To describe what this tech is capable of think of AI-like-tech as something which would be able to crunch data faster and more comprehensively then ever before. Think of it as an upgrade in what your computer is capable of - it was smart before and now its even smarter because the computer can work out what to do next.
Now imagine how cool this would be: you are planning the despatch plan for the next days transport, there are a thousand possible combinations for each driver, each order, each route. You have a choice, sit there till 2am and painstakingly work out what the best solution is - then come back the next day and do the same. Or, switch on your AI assisted software which works all of this out for you and hands you a report which you can then send out to all of your drivers and managers.
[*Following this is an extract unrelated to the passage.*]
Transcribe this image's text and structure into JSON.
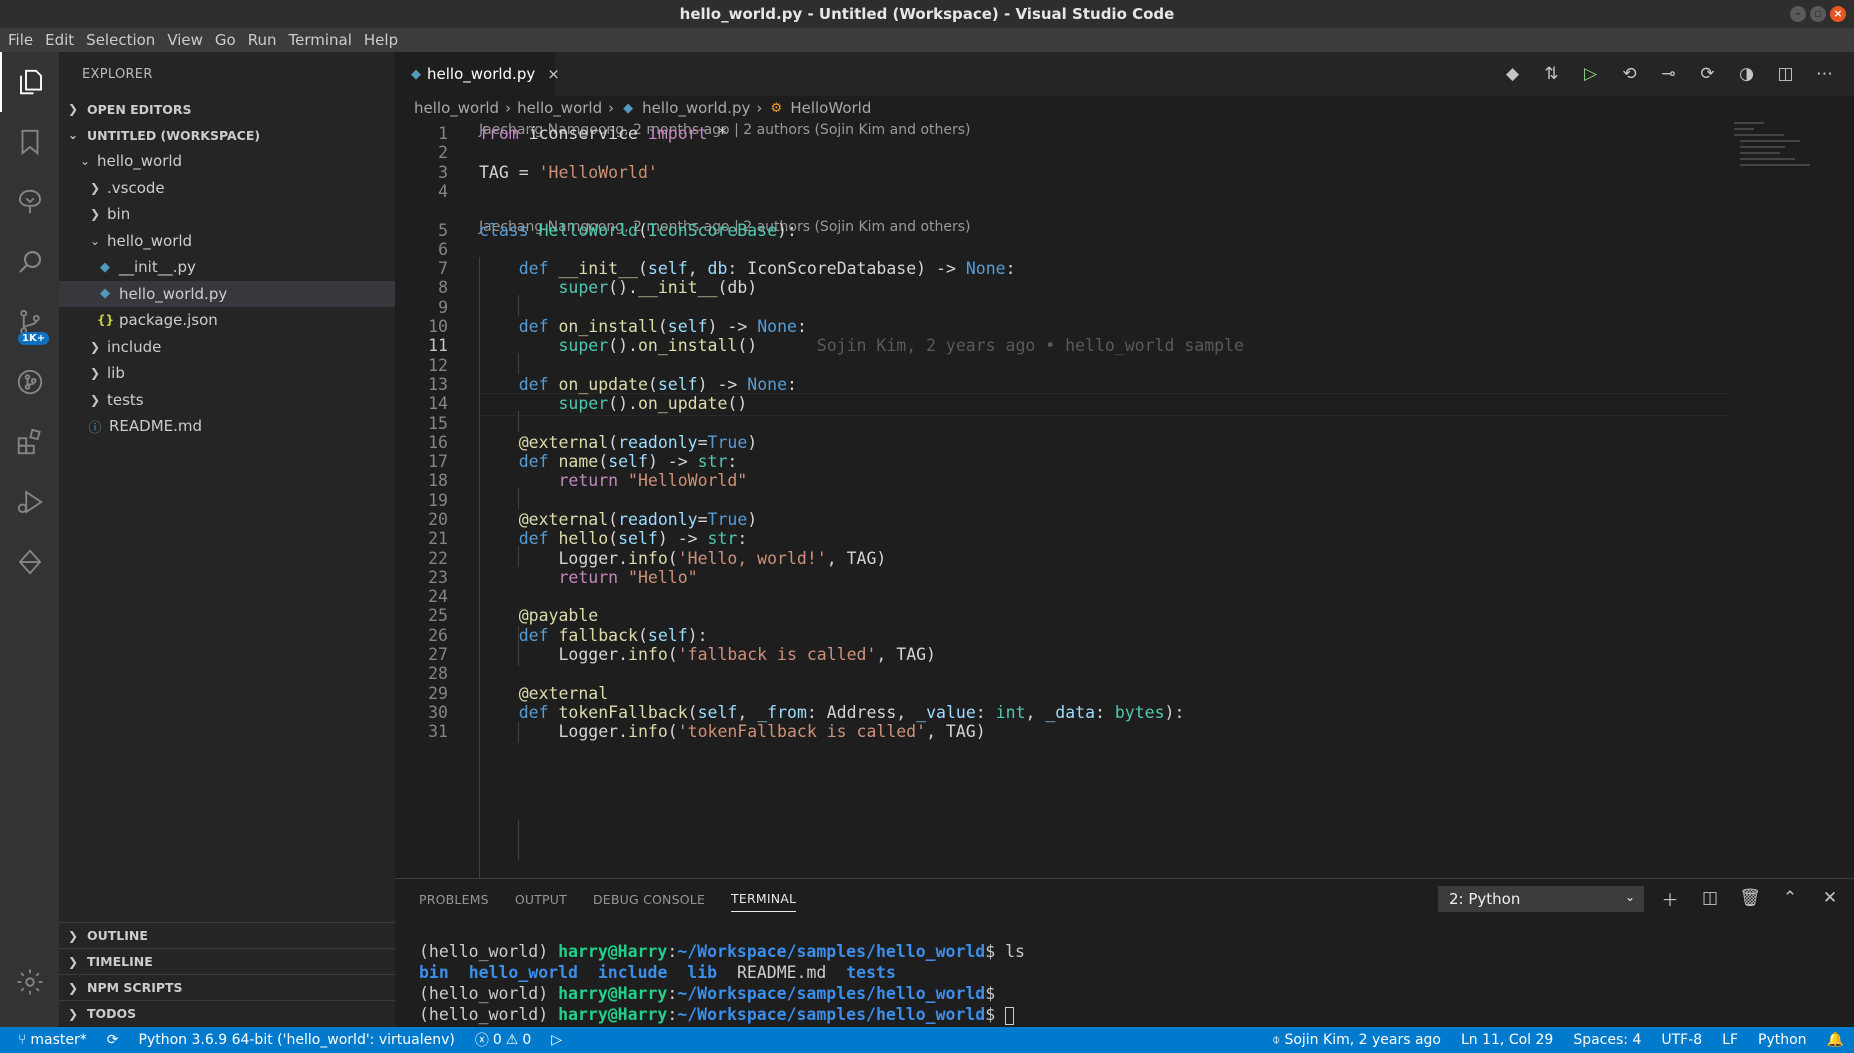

You look like a genius, you get home unstressed, life is good.
Fun fact, a good TMS (transport management system) can already do this, so AI stands to do the same job better. Because this new generation of smarts is so smart it can take more data in and produce better results faster. The best part of it is that we are now living in a place where people understand that something can't just be clever it also has to be usable by a non-PHD graduate. So what we get to look forward to is a generation of software which is smarter, more efficient to use, more flexible (online versus having to install it), cheaper and easier to use.
Very exciting, so long as you remember that if someone rocks up to your business selling AI, remember that you need to have good data in order to have a good system. Any system. As much as new capabilities are amazing, you still need to have the basics right.
It's like trying to play professional football while still fumbling the grasp, your not going to make it very far if your still playing with balls while the others are running at full speed and kicking goals.
My point: to make AI work, make your business work first, get serious about cleaning up data, using it and gaining insights now. Then upgrade what your system is capable of.